* **WORK TASK**: Every line in the records below with the string "selected" is to be copied out.

[Website and app data records]
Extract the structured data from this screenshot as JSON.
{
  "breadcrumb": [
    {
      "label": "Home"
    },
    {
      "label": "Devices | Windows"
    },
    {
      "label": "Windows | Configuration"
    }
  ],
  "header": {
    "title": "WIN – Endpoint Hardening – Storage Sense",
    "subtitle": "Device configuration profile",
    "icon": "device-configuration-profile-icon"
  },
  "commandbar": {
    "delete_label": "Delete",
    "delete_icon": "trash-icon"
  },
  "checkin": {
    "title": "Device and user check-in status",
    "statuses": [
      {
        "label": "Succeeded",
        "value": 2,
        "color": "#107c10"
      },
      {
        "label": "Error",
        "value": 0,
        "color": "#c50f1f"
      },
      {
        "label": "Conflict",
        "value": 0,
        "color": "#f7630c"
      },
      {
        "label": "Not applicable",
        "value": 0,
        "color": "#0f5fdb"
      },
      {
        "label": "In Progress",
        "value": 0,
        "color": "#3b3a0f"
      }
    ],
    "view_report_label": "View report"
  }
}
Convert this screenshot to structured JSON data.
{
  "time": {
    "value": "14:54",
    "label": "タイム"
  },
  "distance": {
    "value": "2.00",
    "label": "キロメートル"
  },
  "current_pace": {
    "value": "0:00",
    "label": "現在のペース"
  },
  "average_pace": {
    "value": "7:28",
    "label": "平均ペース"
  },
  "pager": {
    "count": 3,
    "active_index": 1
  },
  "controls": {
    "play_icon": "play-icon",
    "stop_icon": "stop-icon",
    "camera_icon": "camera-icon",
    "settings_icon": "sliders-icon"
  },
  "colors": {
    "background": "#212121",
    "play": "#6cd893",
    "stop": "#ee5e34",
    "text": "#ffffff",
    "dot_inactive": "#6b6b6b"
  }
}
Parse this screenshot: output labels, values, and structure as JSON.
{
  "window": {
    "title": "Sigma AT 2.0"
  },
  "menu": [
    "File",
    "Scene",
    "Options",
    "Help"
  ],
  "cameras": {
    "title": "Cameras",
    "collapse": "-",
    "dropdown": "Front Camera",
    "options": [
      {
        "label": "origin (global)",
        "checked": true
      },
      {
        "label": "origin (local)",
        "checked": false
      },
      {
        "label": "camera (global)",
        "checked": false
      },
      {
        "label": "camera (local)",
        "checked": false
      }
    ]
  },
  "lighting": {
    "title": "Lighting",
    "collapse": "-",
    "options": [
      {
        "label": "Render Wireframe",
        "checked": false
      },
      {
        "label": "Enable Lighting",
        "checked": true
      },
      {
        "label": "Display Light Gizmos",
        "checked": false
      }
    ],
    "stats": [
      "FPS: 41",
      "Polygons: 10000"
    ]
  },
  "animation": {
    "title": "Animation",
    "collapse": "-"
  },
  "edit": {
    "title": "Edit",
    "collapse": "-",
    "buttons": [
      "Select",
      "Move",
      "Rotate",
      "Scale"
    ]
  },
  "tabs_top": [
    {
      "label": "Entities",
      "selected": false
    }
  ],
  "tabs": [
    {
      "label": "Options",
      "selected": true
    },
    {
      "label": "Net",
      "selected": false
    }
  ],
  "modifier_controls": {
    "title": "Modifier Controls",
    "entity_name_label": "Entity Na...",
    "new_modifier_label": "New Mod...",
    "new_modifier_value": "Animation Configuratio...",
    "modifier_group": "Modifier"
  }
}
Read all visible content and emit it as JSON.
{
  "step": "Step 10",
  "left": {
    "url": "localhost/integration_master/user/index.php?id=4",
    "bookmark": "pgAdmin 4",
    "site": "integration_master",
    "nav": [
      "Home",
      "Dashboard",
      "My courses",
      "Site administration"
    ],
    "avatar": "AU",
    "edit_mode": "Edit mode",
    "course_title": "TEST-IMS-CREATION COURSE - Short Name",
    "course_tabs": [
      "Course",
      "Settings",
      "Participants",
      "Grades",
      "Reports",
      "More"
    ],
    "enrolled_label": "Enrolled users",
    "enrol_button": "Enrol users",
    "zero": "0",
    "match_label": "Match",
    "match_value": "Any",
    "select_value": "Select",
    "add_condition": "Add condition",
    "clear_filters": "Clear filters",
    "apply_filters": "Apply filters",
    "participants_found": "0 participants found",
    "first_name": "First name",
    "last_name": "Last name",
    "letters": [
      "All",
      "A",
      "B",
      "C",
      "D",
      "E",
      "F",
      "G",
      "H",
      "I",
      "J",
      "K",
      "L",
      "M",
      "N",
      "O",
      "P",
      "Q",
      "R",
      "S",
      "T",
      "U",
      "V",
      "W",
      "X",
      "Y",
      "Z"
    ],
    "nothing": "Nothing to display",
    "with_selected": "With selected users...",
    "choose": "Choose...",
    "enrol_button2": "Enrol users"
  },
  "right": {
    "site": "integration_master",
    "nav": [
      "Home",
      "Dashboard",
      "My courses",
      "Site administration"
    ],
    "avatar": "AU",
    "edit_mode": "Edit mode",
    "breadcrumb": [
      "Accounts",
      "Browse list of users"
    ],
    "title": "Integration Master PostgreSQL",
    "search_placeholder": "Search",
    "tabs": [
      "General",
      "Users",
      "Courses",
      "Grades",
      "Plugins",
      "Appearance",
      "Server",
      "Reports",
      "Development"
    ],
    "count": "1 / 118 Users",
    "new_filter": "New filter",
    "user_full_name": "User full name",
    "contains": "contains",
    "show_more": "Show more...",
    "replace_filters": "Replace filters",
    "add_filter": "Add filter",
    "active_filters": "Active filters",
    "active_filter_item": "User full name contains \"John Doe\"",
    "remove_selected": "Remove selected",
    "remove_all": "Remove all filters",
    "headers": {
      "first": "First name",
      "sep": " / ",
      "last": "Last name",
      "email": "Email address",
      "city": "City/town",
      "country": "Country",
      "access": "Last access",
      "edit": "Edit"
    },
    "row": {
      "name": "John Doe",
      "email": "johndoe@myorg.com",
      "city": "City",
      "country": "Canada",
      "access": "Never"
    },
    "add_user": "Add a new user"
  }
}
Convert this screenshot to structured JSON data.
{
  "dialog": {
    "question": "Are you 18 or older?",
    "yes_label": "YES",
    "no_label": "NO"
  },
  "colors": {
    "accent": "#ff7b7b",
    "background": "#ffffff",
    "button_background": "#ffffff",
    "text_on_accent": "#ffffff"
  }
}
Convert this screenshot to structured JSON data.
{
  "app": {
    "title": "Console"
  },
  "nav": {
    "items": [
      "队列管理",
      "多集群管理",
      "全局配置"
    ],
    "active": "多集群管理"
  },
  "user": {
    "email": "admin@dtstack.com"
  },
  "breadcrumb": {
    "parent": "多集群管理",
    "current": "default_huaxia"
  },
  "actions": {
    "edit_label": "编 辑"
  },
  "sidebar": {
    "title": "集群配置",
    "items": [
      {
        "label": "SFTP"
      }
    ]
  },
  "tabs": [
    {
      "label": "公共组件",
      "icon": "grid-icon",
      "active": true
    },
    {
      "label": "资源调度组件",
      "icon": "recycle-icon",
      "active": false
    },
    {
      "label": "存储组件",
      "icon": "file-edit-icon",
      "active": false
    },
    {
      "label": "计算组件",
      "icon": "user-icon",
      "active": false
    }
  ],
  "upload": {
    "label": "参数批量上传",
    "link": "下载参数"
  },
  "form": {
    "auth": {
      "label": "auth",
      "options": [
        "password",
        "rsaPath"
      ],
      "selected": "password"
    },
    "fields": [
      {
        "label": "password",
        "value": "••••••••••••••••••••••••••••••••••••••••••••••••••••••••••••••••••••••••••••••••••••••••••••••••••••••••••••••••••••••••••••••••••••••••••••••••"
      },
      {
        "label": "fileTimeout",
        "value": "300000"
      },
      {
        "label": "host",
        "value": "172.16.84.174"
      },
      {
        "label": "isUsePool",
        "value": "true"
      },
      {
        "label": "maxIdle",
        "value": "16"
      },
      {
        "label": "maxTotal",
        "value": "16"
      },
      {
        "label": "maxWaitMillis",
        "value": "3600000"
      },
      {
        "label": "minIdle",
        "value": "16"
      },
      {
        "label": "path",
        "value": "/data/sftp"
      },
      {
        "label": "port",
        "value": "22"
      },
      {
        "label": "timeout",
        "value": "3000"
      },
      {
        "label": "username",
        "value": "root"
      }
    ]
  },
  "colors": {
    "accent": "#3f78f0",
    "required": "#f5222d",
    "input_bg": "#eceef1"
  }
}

* **OUTPUT OF THE TASK**:
      "selected": false
      "selected": true
      "selected": false
    "with_selected": "With selected users...",
    "remove_selected": "Remove selected",
      "selected": "password"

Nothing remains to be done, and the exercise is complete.